-- Entries provided follows --

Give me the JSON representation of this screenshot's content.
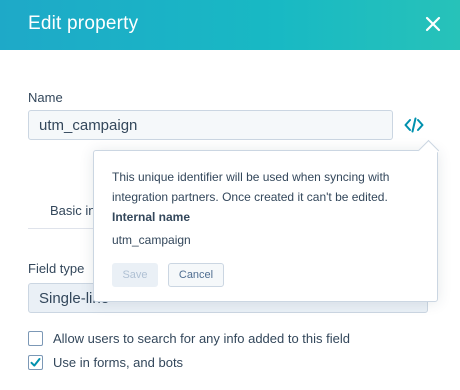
{
  "header": {
    "title": "Edit property"
  },
  "name_field": {
    "label": "Name",
    "value": "utm_campaign"
  },
  "tabs": {
    "basic_info_visible": "Basic info"
  },
  "field_type": {
    "label": "Field type",
    "value_visible": "Single-line"
  },
  "checkboxes": [
    {
      "label": "Allow users to search for any info added to this field",
      "checked": false
    },
    {
      "label": "Use in forms, and bots",
      "checked": true
    }
  ],
  "popover": {
    "line1": "This unique identifier will be used when syncing with",
    "line2": "integration partners. Once created it can't be edited.",
    "internal_name_label": "Internal name",
    "internal_name_value": "utm_campaign",
    "save_label": "Save",
    "cancel_label": "Cancel"
  },
  "colors": {
    "header_gradient_start": "#1ea9c8",
    "header_gradient_end": "#27c2b9",
    "text": "#33475b",
    "accent": "#0091ae"
  },
  "icons": {
    "close": "close-icon",
    "code": "code-icon",
    "check": "checkmark-icon"
  }
}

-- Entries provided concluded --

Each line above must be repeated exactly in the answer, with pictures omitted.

= Answer box =
Give me the JSON representation of this screenshot's content.
{
  "header": {
    "title": "Edit property"
  },
  "name_field": {
    "label": "Name",
    "value": "utm_campaign"
  },
  "tabs": {
    "basic_info_visible": "Basic info"
  },
  "field_type": {
    "label": "Field type",
    "value_visible": "Single-line"
  },
  "checkboxes": [
    {
      "label": "Allow users to search for any info added to this field",
      "checked": false
    },
    {
      "label": "Use in forms, and bots",
      "checked": true
    }
  ],
  "popover": {
    "line1": "This unique identifier will be used when syncing with",
    "line2": "integration partners. Once created it can't be edited.",
    "internal_name_label": "Internal name",
    "internal_name_value": "utm_campaign",
    "save_label": "Save",
    "cancel_label": "Cancel"
  },
  "colors": {
    "header_gradient_start": "#1ea9c8",
    "header_gradient_end": "#27c2b9",
    "text": "#33475b",
    "accent": "#0091ae"
  },
  "icons": {
    "close": "close-icon",
    "code": "code-icon",
    "check": "checkmark-icon"
  }
}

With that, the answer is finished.